The beer was bottled sometime in December, and was entered in a couple of Canadian homebrew competitions in early-mid 2011. The first competition, the bottles arrived with the caps apparently intact, but with about 1/4 of the beer missing. Obviously I had had some issues with my bottle capper, so some leakage must have occurred. Of course, both judges commented that the beer had absolutely no carbonation, and was, probably as a result, lacking in body and aroma. It scored so-so, with 23.5 and 25 (in the "Good" category) out of 50 points overall.

No capping issues were reported for the second competition... scores here were 27, 27, and 33. The two lower-scoring judges both suggested the beer needed more sweetness, and more carbonation.
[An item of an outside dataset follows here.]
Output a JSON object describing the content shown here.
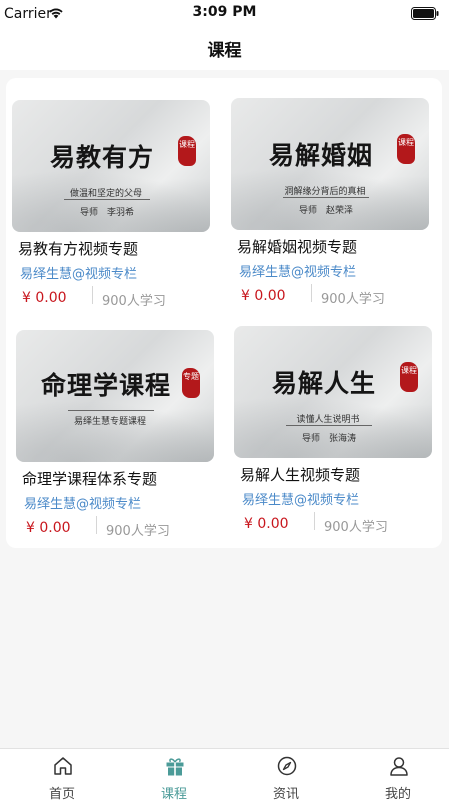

The BJCP guidelines list carbonation as low to moderately-low, so I don't know if I agree that higher carbonation is the answer. The judge that gave the beer 33 had no complaints... and if you look closely at the scoresheet, you can see where he had changed his scores under all categories. Originally, his final score was 42! There must have been discussion to bring the three scores closer together, which from what I understand does happen from time to time. My thoughts on the beer are below:

Appearance: Poured with a small, light-tan head that quickly fades to a thin ring. Body is dark brown, but shows ruby highlights when held to the light. Excellent clarity.

Aroma: Rich aroma of caramel, chocolate, light-moderate fruity esters, and a bit of Special Roast "tang". No hop aroma.

Taste: Very rich and malty, but not cloying. Hints of chocolate, light coffee, fruit, and caramel. No hop flavor. Low hop bitterness in the finish.

Mouthfeel: Medium-light bodied, low carbonation. Smooth.

Overall: Personally, I like this beer. I find it quite flavorful; I think it WOULD benefit from some more sweetness, maybe by decreasing some of the darker Crystal malts for a lighter one. I think I would also mash a couple of degrees higher for more body, and increase the carbonation SLIGHTLY.

Recipe: (5.5 gallons, 85% efficiency): OG 1.043, FG 1.015, IBU 16, SRM 27, ABV 3.6%

Grains:
2.26 kg Maris Otter
454 g Crystal 80 L
284 g Crystal 120 L
227 g Special Roast
170 g Pale Chocolate
113 g Carafa Special II

Hops:
East Kent Goldings - 28 g (4.5% AA) @ 60 min

Misc.:
1/2 tsp yeast nutrient @ 15 min
1 tab Irish Moss @ 15 min

Yeast: Wyeast 1968 London ESB (~1/2 cup 2nd generation slurry)

- Brewed Nov 21st, 2010, with Jill. 60 minute mash with 13.5 L of strike water, mashed in at 152 F. Sparged with ~4.5 gallons of 180 F water for final volume of 6.75 gallons in the kettle. 60 minute boil.

- Chilled to 65 F with immersion chiller. Poured into Better Bottle. Yeast slurry pitched at 63 F, aerated by shaking before and after.

- Fermentation activity was fast and short, slowing quickly after 2-3 days, temp reaching up to 69 F. Bottled about 3 weeks after brewday, with 44 g table sugar, aiming for 1.5 vol CO2.

No comments:

Post a comment